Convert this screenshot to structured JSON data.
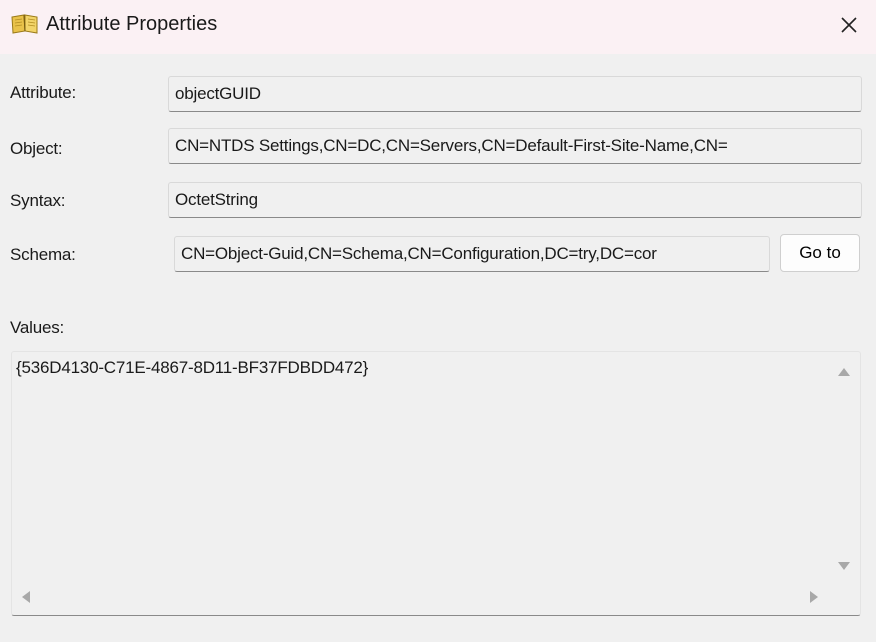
{
  "window": {
    "title": "Attribute Properties",
    "icon": "book-icon",
    "close_label": "×"
  },
  "fields": {
    "attribute": {
      "label": "Attribute:",
      "value": "objectGUID"
    },
    "object": {
      "label": "Object:",
      "value": "CN=NTDS Settings,CN=DC,CN=Servers,CN=Default-First-Site-Name,CN="
    },
    "syntax": {
      "label": "Syntax:",
      "value": "OctetString"
    },
    "schema": {
      "label": "Schema:",
      "value": "CN=Object-Guid,CN=Schema,CN=Configuration,DC=try,DC=cor"
    }
  },
  "goto_label": "Go to",
  "values": {
    "label": "Values:",
    "items": [
      "{536D4130-C71E-4867-8D11-BF37FDBDD472}"
    ]
  }
}
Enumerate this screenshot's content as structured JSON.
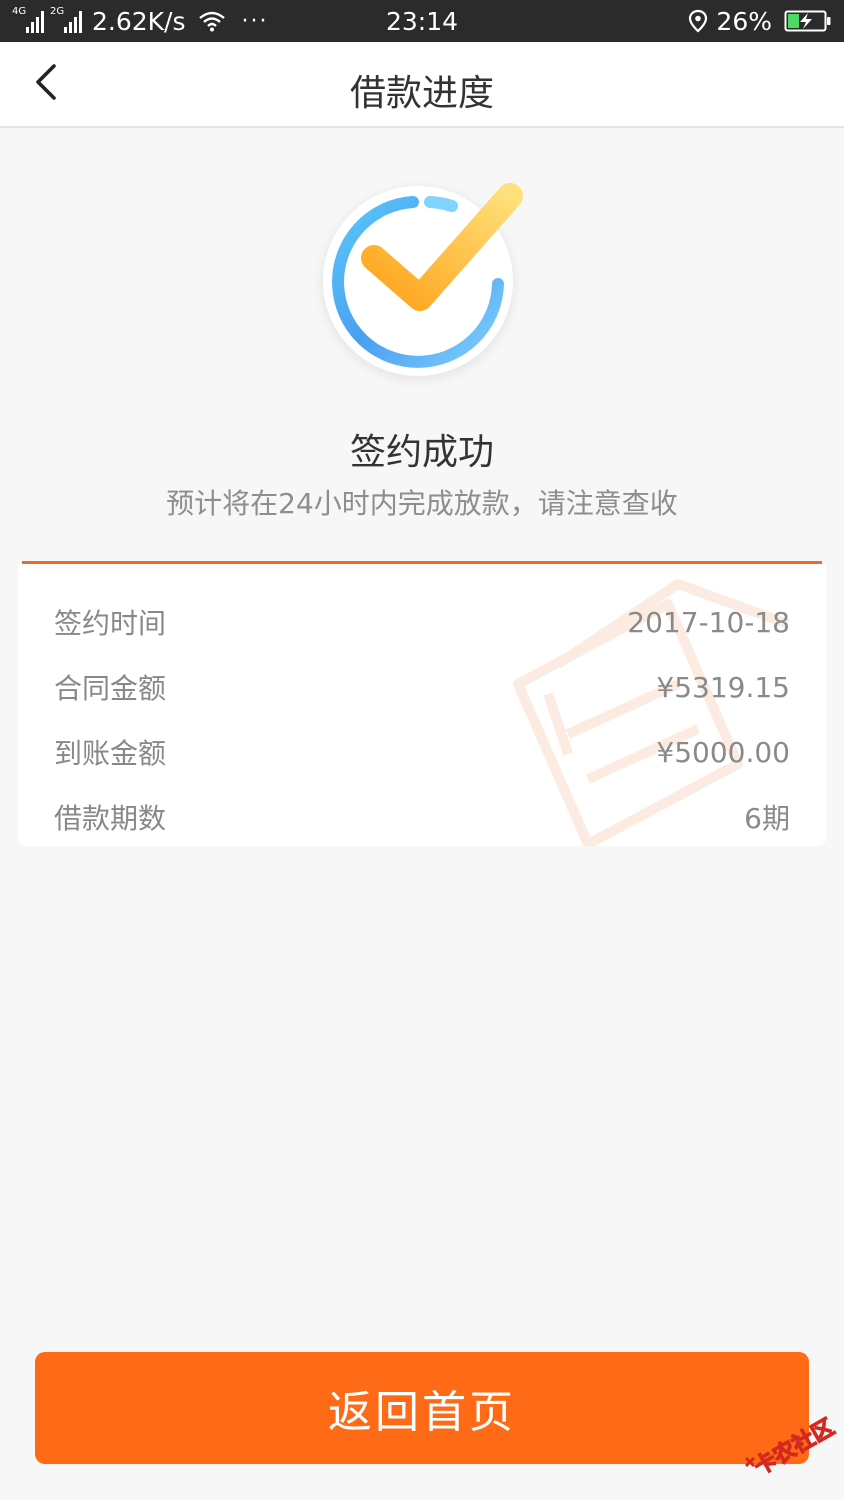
{
  "status_bar": {
    "net1": "4G",
    "net2": "2G",
    "speed": "2.62K/s",
    "dots": "···",
    "time": "23:14",
    "battery": "26%"
  },
  "header": {
    "title": "借款进度"
  },
  "success": {
    "title": "签约成功",
    "subtitle": "预计将在24小时内完成放款，请注意查收"
  },
  "details": [
    {
      "label": "签约时间",
      "value": "2017-10-18"
    },
    {
      "label": "合同金额",
      "value": "¥5319.15"
    },
    {
      "label": "到账金额",
      "value": "¥5000.00"
    },
    {
      "label": "借款期数",
      "value": "6期"
    }
  ],
  "footer": {
    "button_label": "返回首页"
  },
  "watermark": {
    "text": "卡农社区"
  },
  "colors": {
    "accent": "#ff6a16",
    "status_bar_bg": "#2b2b2b",
    "page_bg": "#f7f7f7",
    "check_orange": "#ffa726",
    "ring_blue": "#4aa3f0"
  }
}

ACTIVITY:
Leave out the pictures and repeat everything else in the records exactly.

RESPONSE AREA:
Convert this screenshot to structured JSON data.
{
  "window": {
    "title": "Attribute Properties",
    "icon": "book-icon",
    "close_label": "×"
  },
  "fields": {
    "attribute": {
      "label": "Attribute:",
      "value": "objectGUID"
    },
    "object": {
      "label": "Object:",
      "value": "CN=NTDS Settings,CN=DC,CN=Servers,CN=Default-First-Site-Name,CN="
    },
    "syntax": {
      "label": "Syntax:",
      "value": "OctetString"
    },
    "schema": {
      "label": "Schema:",
      "value": "CN=Object-Guid,CN=Schema,CN=Configuration,DC=try,DC=cor"
    }
  },
  "goto_label": "Go to",
  "values": {
    "label": "Values:",
    "items": [
      "{536D4130-C71E-4867-8D11-BF37FDBDD472}"
    ]
  }
}
Enumerate this screenshot's content as structured JSON.
{
  "status_bar": {
    "net1": "4G",
    "net2": "2G",
    "speed": "2.62K/s",
    "dots": "···",
    "time": "23:14",
    "battery": "26%"
  },
  "header": {
    "title": "借款进度"
  },
  "success": {
    "title": "签约成功",
    "subtitle": "预计将在24小时内完成放款，请注意查收"
  },
  "details": [
    {
      "label": "签约时间",
      "value": "2017-10-18"
    },
    {
      "label": "合同金额",
      "value": "¥5319.15"
    },
    {
      "label": "到账金额",
      "value": "¥5000.00"
    },
    {
      "label": "借款期数",
      "value": "6期"
    }
  ],
  "footer": {
    "button_label": "返回首页"
  },
  "watermark": {
    "text": "卡农社区"
  },
  "colors": {
    "accent": "#ff6a16",
    "status_bar_bg": "#2b2b2b",
    "page_bg": "#f7f7f7",
    "check_orange": "#ffa726",
    "ring_blue": "#4aa3f0"
  }
}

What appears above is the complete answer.